• REQUIRED WORK
Practice item. Set the material below down again exactly, with no pictures.

• ENTRIES SUPPLIED
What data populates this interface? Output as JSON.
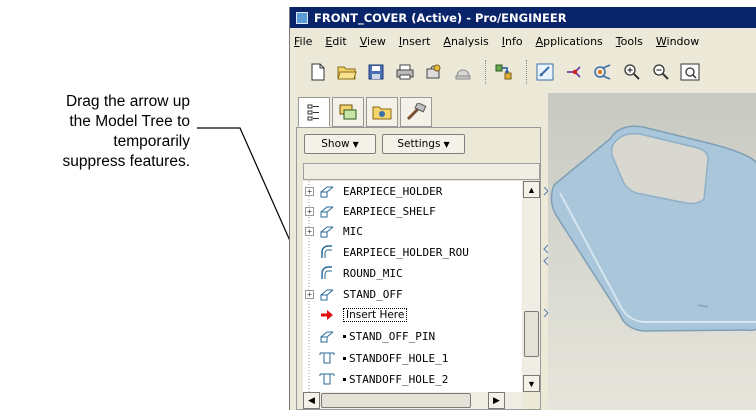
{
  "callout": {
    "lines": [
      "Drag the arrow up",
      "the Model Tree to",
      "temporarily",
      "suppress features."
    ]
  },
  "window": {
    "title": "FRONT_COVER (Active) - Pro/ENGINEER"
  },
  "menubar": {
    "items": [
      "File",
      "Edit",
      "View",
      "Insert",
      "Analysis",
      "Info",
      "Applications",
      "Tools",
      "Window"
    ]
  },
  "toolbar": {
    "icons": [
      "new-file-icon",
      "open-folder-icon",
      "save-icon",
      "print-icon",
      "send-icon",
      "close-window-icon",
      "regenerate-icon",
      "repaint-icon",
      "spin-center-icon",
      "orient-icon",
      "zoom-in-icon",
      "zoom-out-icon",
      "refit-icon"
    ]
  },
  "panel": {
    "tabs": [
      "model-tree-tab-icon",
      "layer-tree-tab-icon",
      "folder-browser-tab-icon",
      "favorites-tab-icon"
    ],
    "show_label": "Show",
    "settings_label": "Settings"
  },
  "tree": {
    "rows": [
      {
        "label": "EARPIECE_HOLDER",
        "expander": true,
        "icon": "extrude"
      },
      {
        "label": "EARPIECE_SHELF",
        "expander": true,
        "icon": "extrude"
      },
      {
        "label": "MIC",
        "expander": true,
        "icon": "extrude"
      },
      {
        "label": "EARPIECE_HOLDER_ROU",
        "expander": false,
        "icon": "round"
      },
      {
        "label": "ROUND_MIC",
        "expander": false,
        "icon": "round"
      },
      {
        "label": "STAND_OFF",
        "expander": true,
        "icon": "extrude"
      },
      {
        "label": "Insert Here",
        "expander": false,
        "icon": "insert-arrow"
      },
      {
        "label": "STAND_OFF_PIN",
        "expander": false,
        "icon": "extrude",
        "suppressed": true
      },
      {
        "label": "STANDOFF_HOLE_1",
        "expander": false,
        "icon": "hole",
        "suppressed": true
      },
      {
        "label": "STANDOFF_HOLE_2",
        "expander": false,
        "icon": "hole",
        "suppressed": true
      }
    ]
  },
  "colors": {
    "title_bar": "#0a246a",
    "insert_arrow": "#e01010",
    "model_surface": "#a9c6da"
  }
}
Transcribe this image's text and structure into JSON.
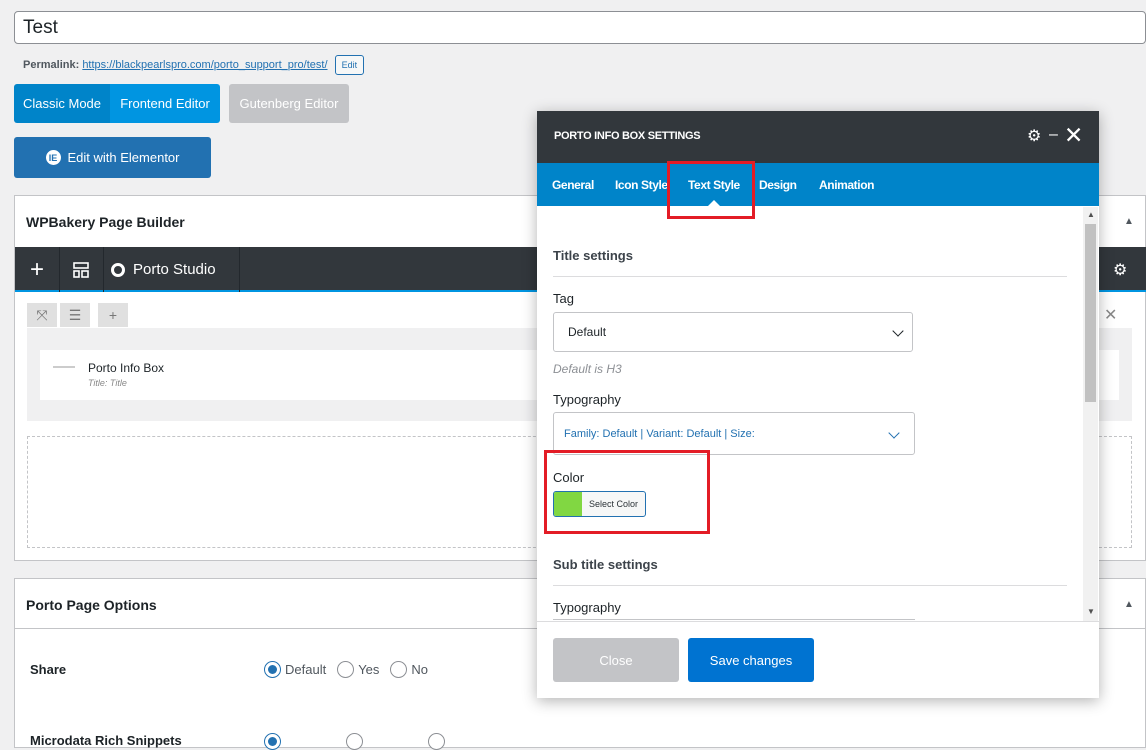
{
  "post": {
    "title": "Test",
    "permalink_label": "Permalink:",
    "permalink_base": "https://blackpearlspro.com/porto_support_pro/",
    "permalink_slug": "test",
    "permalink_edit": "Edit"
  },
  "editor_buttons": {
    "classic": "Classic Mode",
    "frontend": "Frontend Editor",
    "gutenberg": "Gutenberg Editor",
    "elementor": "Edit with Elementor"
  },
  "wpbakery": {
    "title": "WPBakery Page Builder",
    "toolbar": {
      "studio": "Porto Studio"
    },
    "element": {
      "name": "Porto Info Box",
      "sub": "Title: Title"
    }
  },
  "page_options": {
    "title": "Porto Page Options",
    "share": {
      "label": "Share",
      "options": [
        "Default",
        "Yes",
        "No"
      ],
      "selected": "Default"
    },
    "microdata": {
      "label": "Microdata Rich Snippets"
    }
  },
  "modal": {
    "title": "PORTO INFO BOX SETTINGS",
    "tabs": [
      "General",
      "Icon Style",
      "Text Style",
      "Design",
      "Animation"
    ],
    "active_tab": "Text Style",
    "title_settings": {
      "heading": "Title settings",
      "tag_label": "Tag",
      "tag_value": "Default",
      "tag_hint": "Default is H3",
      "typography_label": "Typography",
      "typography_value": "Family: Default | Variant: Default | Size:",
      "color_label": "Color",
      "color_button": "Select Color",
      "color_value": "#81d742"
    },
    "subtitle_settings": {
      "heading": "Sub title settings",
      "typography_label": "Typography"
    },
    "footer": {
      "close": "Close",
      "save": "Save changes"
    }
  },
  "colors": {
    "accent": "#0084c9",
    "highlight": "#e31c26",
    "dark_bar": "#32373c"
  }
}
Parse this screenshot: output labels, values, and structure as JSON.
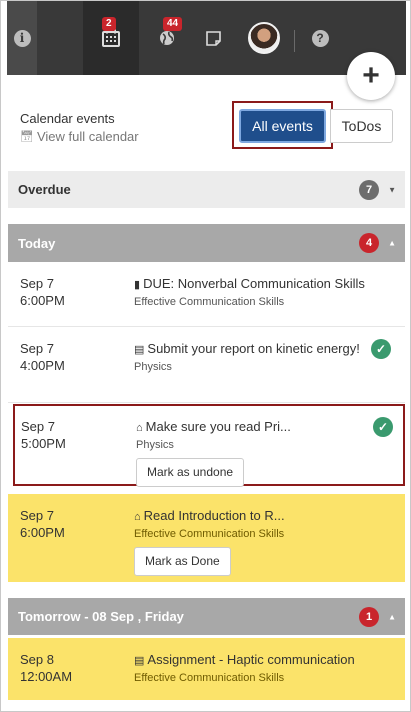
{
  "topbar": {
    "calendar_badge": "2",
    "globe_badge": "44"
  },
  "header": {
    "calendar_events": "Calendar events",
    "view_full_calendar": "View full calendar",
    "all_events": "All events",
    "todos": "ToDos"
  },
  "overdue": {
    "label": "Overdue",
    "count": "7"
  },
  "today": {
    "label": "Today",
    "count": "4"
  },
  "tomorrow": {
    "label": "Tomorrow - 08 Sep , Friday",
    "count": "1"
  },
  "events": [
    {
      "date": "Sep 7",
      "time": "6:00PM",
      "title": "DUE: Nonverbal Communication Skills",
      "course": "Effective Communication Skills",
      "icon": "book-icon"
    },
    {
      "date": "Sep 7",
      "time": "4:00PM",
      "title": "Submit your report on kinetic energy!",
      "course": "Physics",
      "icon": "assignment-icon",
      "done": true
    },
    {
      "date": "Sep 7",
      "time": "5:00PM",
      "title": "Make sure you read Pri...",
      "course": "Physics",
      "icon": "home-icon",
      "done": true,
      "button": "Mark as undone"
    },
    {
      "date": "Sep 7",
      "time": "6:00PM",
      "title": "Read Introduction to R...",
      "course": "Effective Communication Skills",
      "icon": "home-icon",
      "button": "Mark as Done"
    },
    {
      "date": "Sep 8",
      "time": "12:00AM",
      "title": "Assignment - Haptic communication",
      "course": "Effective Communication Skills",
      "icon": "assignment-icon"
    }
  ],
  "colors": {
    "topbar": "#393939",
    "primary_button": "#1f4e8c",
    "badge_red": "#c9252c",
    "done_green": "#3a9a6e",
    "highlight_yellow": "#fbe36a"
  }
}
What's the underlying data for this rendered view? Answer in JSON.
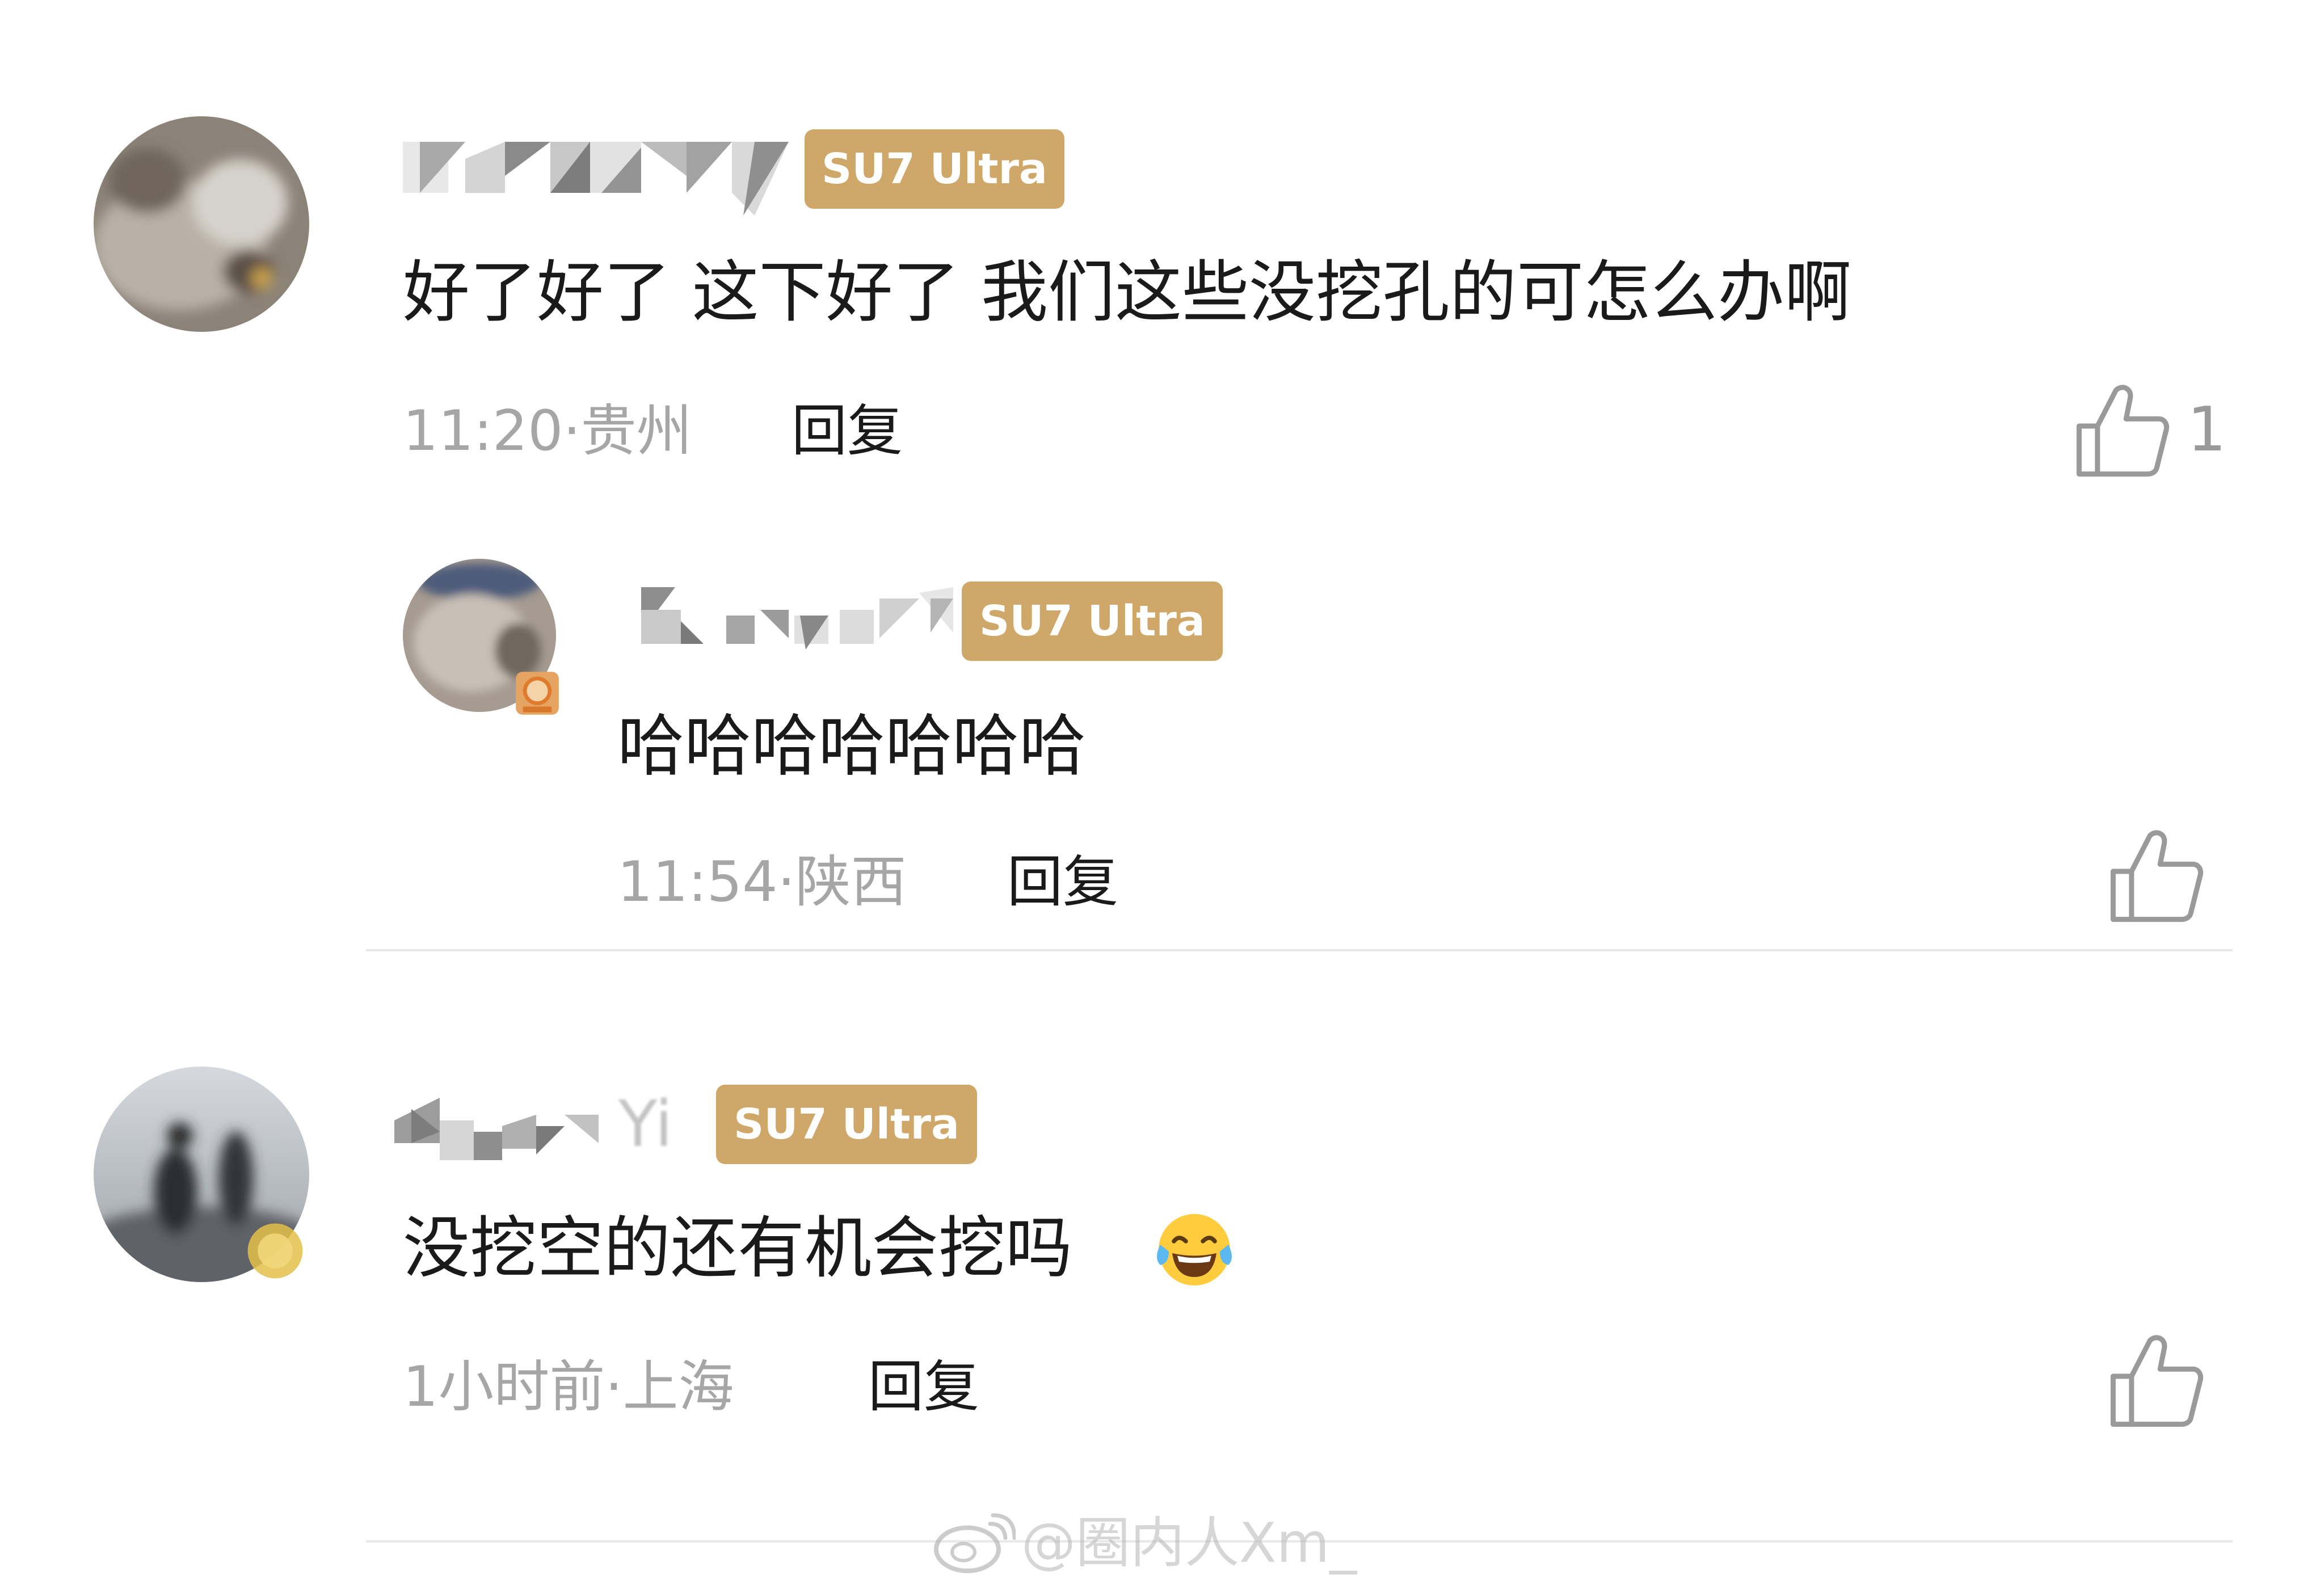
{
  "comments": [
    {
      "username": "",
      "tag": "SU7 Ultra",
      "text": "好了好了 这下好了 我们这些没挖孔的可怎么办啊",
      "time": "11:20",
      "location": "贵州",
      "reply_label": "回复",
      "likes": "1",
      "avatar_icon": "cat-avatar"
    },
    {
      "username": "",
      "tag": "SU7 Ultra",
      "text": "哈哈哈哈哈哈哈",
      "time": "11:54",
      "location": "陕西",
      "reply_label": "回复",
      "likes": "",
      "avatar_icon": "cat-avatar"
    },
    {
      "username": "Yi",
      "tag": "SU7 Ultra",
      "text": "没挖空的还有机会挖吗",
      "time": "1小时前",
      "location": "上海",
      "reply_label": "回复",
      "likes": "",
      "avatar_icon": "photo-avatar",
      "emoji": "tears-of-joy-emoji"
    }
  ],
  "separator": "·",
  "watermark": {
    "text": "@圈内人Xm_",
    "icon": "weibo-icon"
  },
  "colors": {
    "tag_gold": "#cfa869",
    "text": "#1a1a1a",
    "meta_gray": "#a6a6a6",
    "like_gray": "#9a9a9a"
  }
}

• EXERCISE SOLUTION
What data populates this interface? Output as JSON.
{
  "callout": {
    "lines": [
      "Drag the arrow up",
      "the Model Tree to",
      "temporarily",
      "suppress features."
    ]
  },
  "window": {
    "title": "FRONT_COVER (Active) - Pro/ENGINEER"
  },
  "menubar": {
    "items": [
      "File",
      "Edit",
      "View",
      "Insert",
      "Analysis",
      "Info",
      "Applications",
      "Tools",
      "Window"
    ]
  },
  "toolbar": {
    "icons": [
      "new-file-icon",
      "open-folder-icon",
      "save-icon",
      "print-icon",
      "send-icon",
      "close-window-icon",
      "regenerate-icon",
      "repaint-icon",
      "spin-center-icon",
      "orient-icon",
      "zoom-in-icon",
      "zoom-out-icon",
      "refit-icon"
    ]
  },
  "panel": {
    "tabs": [
      "model-tree-tab-icon",
      "layer-tree-tab-icon",
      "folder-browser-tab-icon",
      "favorites-tab-icon"
    ],
    "show_label": "Show",
    "settings_label": "Settings"
  },
  "tree": {
    "rows": [
      {
        "label": "EARPIECE_HOLDER",
        "expander": true,
        "icon": "extrude"
      },
      {
        "label": "EARPIECE_SHELF",
        "expander": true,
        "icon": "extrude"
      },
      {
        "label": "MIC",
        "expander": true,
        "icon": "extrude"
      },
      {
        "label": "EARPIECE_HOLDER_ROU",
        "expander": false,
        "icon": "round"
      },
      {
        "label": "ROUND_MIC",
        "expander": false,
        "icon": "round"
      },
      {
        "label": "STAND_OFF",
        "expander": true,
        "icon": "extrude"
      },
      {
        "label": "Insert Here",
        "expander": false,
        "icon": "insert-arrow"
      },
      {
        "label": "STAND_OFF_PIN",
        "expander": false,
        "icon": "extrude",
        "suppressed": true
      },
      {
        "label": "STANDOFF_HOLE_1",
        "expander": false,
        "icon": "hole",
        "suppressed": true
      },
      {
        "label": "STANDOFF_HOLE_2",
        "expander": false,
        "icon": "hole",
        "suppressed": true
      }
    ]
  },
  "colors": {
    "title_bar": "#0a246a",
    "insert_arrow": "#e01010",
    "model_surface": "#a9c6da"
  }
}
Transcribe this image's text and structure into JSON.
{
  "post": {
    "title": "Test",
    "permalink_label": "Permalink:",
    "permalink_base": "https://blackpearlspro.com/porto_support_pro/",
    "permalink_slug": "test",
    "permalink_edit": "Edit"
  },
  "editor_buttons": {
    "classic": "Classic Mode",
    "frontend": "Frontend Editor",
    "gutenberg": "Gutenberg Editor",
    "elementor": "Edit with Elementor"
  },
  "wpbakery": {
    "title": "WPBakery Page Builder",
    "toolbar": {
      "studio": "Porto Studio"
    },
    "element": {
      "name": "Porto Info Box",
      "sub": "Title: Title"
    }
  },
  "page_options": {
    "title": "Porto Page Options",
    "share": {
      "label": "Share",
      "options": [
        "Default",
        "Yes",
        "No"
      ],
      "selected": "Default"
    },
    "microdata": {
      "label": "Microdata Rich Snippets"
    }
  },
  "modal": {
    "title": "PORTO INFO BOX SETTINGS",
    "tabs": [
      "General",
      "Icon Style",
      "Text Style",
      "Design",
      "Animation"
    ],
    "active_tab": "Text Style",
    "title_settings": {
      "heading": "Title settings",
      "tag_label": "Tag",
      "tag_value": "Default",
      "tag_hint": "Default is H3",
      "typography_label": "Typography",
      "typography_value": "Family: Default | Variant: Default | Size:",
      "color_label": "Color",
      "color_button": "Select Color",
      "color_value": "#81d742"
    },
    "subtitle_settings": {
      "heading": "Sub title settings",
      "typography_label": "Typography"
    },
    "footer": {
      "close": "Close",
      "save": "Save changes"
    }
  },
  "colors": {
    "accent": "#0084c9",
    "highlight": "#e31c26",
    "dark_bar": "#32373c"
  }
}
Parse this screenshot: output labels, values, and structure as JSON.
{
  "topbar": {
    "calendar_badge": "2",
    "globe_badge": "44"
  },
  "header": {
    "calendar_events": "Calendar events",
    "view_full_calendar": "View full calendar",
    "all_events": "All events",
    "todos": "ToDos"
  },
  "overdue": {
    "label": "Overdue",
    "count": "7"
  },
  "today": {
    "label": "Today",
    "count": "4"
  },
  "tomorrow": {
    "label": "Tomorrow - 08 Sep , Friday",
    "count": "1"
  },
  "events": [
    {
      "date": "Sep 7",
      "time": "6:00PM",
      "title": "DUE: Nonverbal Communication Skills",
      "course": "Effective Communication Skills",
      "icon": "book-icon"
    },
    {
      "date": "Sep 7",
      "time": "4:00PM",
      "title": "Submit your report on kinetic energy!",
      "course": "Physics",
      "icon": "assignment-icon",
      "done": true
    },
    {
      "date": "Sep 7",
      "time": "5:00PM",
      "title": "Make sure you read Pri...",
      "course": "Physics",
      "icon": "home-icon",
      "done": true,
      "button": "Mark as undone"
    },
    {
      "date": "Sep 7",
      "time": "6:00PM",
      "title": "Read Introduction to R...",
      "course": "Effective Communication Skills",
      "icon": "home-icon",
      "button": "Mark as Done"
    },
    {
      "date": "Sep 8",
      "time": "12:00AM",
      "title": "Assignment - Haptic communication",
      "course": "Effective Communication Skills",
      "icon": "assignment-icon"
    }
  ],
  "colors": {
    "topbar": "#393939",
    "primary_button": "#1f4e8c",
    "badge_red": "#c9252c",
    "done_green": "#3a9a6e",
    "highlight_yellow": "#fbe36a"
  }
}
What's the underlying data for this rendered view? Answer in JSON.
{
  "comments": [
    {
      "username": "",
      "tag": "SU7 Ultra",
      "text": "好了好了 这下好了 我们这些没挖孔的可怎么办啊",
      "time": "11:20",
      "location": "贵州",
      "reply_label": "回复",
      "likes": "1",
      "avatar_icon": "cat-avatar"
    },
    {
      "username": "",
      "tag": "SU7 Ultra",
      "text": "哈哈哈哈哈哈哈",
      "time": "11:54",
      "location": "陕西",
      "reply_label": "回复",
      "likes": "",
      "avatar_icon": "cat-avatar"
    },
    {
      "username": "Yi",
      "tag": "SU7 Ultra",
      "text": "没挖空的还有机会挖吗",
      "time": "1小时前",
      "location": "上海",
      "reply_label": "回复",
      "likes": "",
      "avatar_icon": "photo-avatar",
      "emoji": "tears-of-joy-emoji"
    }
  ],
  "separator": "·",
  "watermark": {
    "text": "@圈内人Xm_",
    "icon": "weibo-icon"
  },
  "colors": {
    "tag_gold": "#cfa869",
    "text": "#1a1a1a",
    "meta_gray": "#a6a6a6",
    "like_gray": "#9a9a9a"
  }
}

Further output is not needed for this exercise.